Theory of Cognitive Linguistics, I. (COGS 206/406)

Introduction to the study of language, grounded in the study of the mind. Requires consent of instructor, which can be requested through SIS. There are no other prerequisites except an interest in language and the mind. This introductory course serves as part of any undergraduate education or as a gateway to further study in cognitive science. Students will be given access to a private website of instructions, readings, and materials for the course. Students who wish to begin reading early are invited to email Professor Turner at turner@case.edu.

Theory of Cognitive Linguistics, II. (COGS 307/407)

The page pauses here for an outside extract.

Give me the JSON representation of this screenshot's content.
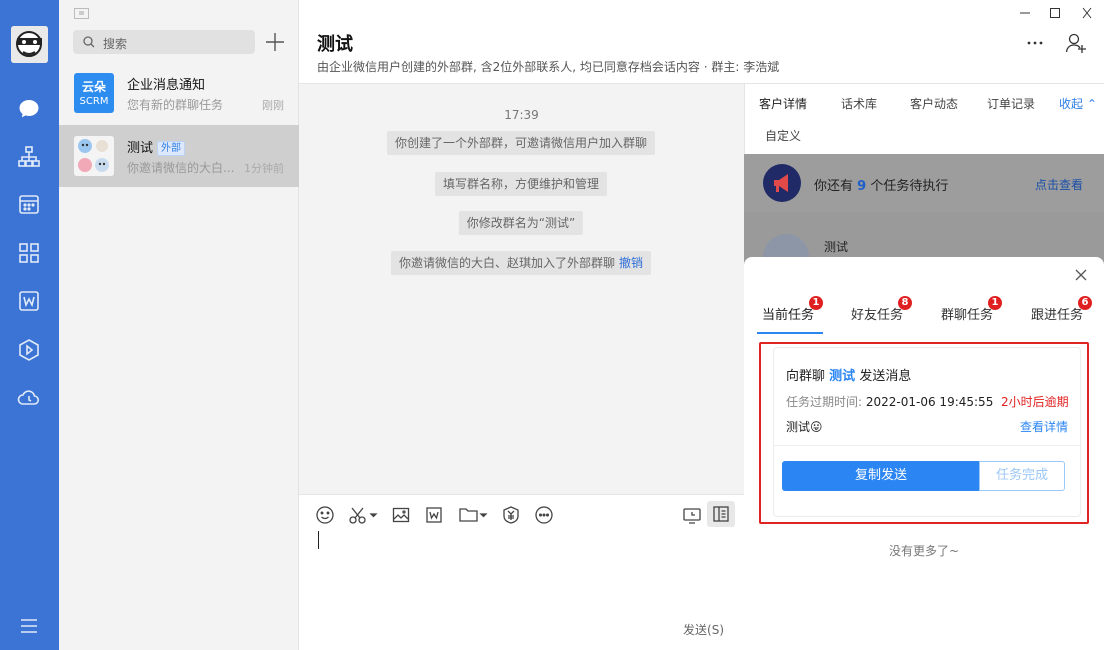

What is language? What does it mean to know a language? An ancient and current view is this: to know a language is to know a range of form-meaning pairs, called “constructions,” and how those constructions can be combined to make expressions. The most obvious constructions are words: the form “dog,” spoken or written, prompts for some meaning potential in the mind of the language-user. But form is marvelously supple: When spoken, “Are we ready?” differs from “We are ready” in having the subjects and verbs in opposite places, and we know that this placement of subject and verb indicates something about whether a question is being asked. To know a language is to know a relational network of such constructions and to know, too, the operations according to which they blend to make an expression, and the constraints on that blending. It turns out that blending constructions to make expressions is interesting and complicated: the meaning of an expression is not, for example, a linear sum of the “meanings” of its “words” or even the meanings of the various constructions it blends. It is much more interesting than that. One feels that one understands an expression when one has located a network of constructions that blend to create that particular expression. “Constructionist” approaches to understanding language have enjoyed a great resurgence in the last several decades. This course is dedicated to these approaches. It will also present a branch of cognitive science known as “cognitive grammar,” which is in important ways a constructionist approach. Why study constructionist approaches to language? Because they view language as a window on the mind and usually spend as much effort investigating meaning and mind as they do language and form; because they provide guidance in teaching and learning languages; because they give us tools for improving communication situations; because they say a lot about persuasion and argument and ideology; because they are useful for computational approaches that deploy or model language; because they tell you a surprising amount about who you are and how you operate whenever you speak or listen; and because they provide fascinating insight into the way we think and the origin of ideas.

Requires consent of instructor, which can be requested through SIS. COGS 307 can be used to satisfy the requirement for a SAGES Departmental Seminar. 307/407 is self-contained and independent of 206/406. 307/407 & 206/406 can be taken in either order. This course includes guided tutorials on how to do research in cognitive linguistics, including the use of databases such as those available within the Red Hen laboratory. Students will also be given access to a private website of instructions, readings, and materials for the course. Students who wish to begin reading early are invited to email Professor Turner at turner@case.edu.